The UW Center for Evaluation and Research for STEM Equity (CERSE) conducted a climate survey and focus groups in the Statistics Department over the past calendar year that involved students, faculty, and staff. In this seminar, several of CERSE's Research Scientists will share the results of the climate study. The results fall under the following themes: Inclusion; Community; Communication; Career & Advising Support. CERSE will conclude with some recommendations moving forward to foster an increasingly equitable departmental climate.
I will discuss the problem of statistical estimation with contaminated data. In the first part of the talk, I will discuss depth-based approaches that achieve minimax rates in various problems. In general, the minimax rate of a given problem with contamination consists of two terms: the statistical complexity without contamination, and the contamination effect in the form of modulus of continuity. In the second part of the talk, I will discuss computational challenges of these depth-based estimators.
Classical multidimensional scaling is an important tool for data reduction in many applications. It takes in a distance matrix and outputs low-dimensional embedded samples such that the pairwise distances between the original data points can be preserved, when treating them as deterministic points. However, data are often noisy in practice. In such case, the quality of embedded samples produced by classical multidimensional scaling starts to break down, when either the ambient dimensionality or the noise variance gets larger.

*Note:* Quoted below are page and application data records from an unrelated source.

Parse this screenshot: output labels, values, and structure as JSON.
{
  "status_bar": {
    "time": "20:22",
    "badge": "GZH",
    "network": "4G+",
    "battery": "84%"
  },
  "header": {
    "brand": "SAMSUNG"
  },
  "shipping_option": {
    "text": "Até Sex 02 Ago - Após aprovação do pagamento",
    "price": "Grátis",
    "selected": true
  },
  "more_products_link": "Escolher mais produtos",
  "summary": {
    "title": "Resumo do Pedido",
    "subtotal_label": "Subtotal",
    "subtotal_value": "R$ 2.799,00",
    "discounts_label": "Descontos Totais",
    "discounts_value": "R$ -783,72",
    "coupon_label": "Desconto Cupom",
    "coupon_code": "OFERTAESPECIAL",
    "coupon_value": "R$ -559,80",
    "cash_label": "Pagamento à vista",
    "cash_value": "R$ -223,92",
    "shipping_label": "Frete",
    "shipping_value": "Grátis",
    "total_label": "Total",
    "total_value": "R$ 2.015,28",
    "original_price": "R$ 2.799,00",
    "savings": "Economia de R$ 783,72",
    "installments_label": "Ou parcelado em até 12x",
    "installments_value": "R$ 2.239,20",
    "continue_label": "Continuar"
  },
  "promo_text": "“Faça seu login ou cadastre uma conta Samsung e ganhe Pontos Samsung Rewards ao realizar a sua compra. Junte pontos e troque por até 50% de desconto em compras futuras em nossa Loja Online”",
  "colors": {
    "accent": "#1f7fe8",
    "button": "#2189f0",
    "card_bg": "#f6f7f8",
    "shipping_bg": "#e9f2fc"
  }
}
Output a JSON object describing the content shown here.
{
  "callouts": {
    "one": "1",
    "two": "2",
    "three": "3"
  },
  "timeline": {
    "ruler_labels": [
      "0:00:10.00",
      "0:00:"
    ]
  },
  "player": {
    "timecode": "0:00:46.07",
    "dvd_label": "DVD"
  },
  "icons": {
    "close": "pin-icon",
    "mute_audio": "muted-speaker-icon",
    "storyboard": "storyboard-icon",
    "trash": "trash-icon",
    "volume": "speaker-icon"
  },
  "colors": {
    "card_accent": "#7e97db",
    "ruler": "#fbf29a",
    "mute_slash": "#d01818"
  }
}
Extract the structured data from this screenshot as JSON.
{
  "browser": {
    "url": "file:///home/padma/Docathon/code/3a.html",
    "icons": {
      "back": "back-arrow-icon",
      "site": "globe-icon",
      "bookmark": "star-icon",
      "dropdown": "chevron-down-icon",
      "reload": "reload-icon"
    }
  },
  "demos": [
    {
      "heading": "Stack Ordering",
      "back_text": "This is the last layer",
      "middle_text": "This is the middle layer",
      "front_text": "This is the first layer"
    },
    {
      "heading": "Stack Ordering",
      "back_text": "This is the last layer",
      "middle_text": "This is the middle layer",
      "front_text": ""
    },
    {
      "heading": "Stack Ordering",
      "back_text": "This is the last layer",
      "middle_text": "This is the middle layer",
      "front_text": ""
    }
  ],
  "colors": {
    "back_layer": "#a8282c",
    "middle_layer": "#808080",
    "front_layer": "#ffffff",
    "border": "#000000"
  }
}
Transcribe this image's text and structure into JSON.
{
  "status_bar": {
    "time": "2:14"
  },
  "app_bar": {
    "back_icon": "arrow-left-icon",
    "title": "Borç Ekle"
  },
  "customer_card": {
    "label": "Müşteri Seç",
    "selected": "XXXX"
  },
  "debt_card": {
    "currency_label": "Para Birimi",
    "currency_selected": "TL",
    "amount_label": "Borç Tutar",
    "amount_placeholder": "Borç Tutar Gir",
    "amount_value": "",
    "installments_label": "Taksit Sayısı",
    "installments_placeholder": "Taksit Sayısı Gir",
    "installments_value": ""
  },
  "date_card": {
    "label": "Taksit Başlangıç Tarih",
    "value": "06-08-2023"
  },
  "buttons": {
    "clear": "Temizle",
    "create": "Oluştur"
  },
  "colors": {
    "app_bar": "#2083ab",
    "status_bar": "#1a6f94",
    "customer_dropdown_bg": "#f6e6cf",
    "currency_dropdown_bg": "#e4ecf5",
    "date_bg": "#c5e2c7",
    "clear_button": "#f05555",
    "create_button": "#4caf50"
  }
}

Data exhibiting complicated spatial structures are common in many areas of science (e.g. cosmology, biology), but can be difficult to analyze. Persistent homology is a popular approach within the area of Topological Data Analysis (TDA) that offers a way to represent, visualize, and interpret complex data by extracting topological features, which can be used to infer properties of the underlying structures. For example, TDA may be useful for analyzing the large-scale structure (LSS) of the Universe, which is an intricate and spatially complex web of matter.
Many traditional statistical prediction methods mainly deal with the problem of overfitting to the given data set. On the other hand, there is a vast literature on the estimation of causal parameters for prediction under interventions. However, both types of estimators can perform poorly when used for prediction on heterogeneous data. We show that the change in loss under certain perturbations (interventions) can be written as a convex penalty. This motivates anchor regression, a “causal” regularization scheme that encourages the estimator to generalize well to perturbed data.
Scientific research is often concerned with questions of cause and effect. For example, does eating processed meat cause certain types of cancer? Ideally, such questions are answered by randomized controlled experiments. However, these experiments can be costly, time-consuming, unethical or impossible to conduct. Hence, often the only available data to answer causal questions is observational.
We discuss several problems related to the challenge of making accurate inferences about a complex phenomenon, given relatively little data. We show that for several fundamental and practically relevant settings, including estimating the intrinsic dimensionality of a high-dimensional distribution, and learning a population of distributions given few data points from each distribution, it is possible to ``denoise'' the empirical distribution significantly.
Fundamental to the study of the inheritance is the partitioning of the total phenotypic variation into genetic and environmental components. Using twin studies, the phenotypic variance-covariance matrix can be parameterized to include an additive genetic effect, shared and non-shared environmental effects. The ratio of the genetic variance component to the total phenotypic variance is the proportion of genetically controlled variation and is termed as the ‘narrow-sense heritability’.
Functional data analysis has been increasingly used in biomedical studies, where the basic unit of measurement is a function, curve, or image. For example, in mobile health (mHealth) studies, wearable sensors collect high-resolution trajectories of physiological and behavioral signals over time. Functional linear regression models are useful tools for quantifying the association between functional covariates and scalar/functional responses, where a popular approach is via functional principal component analysis.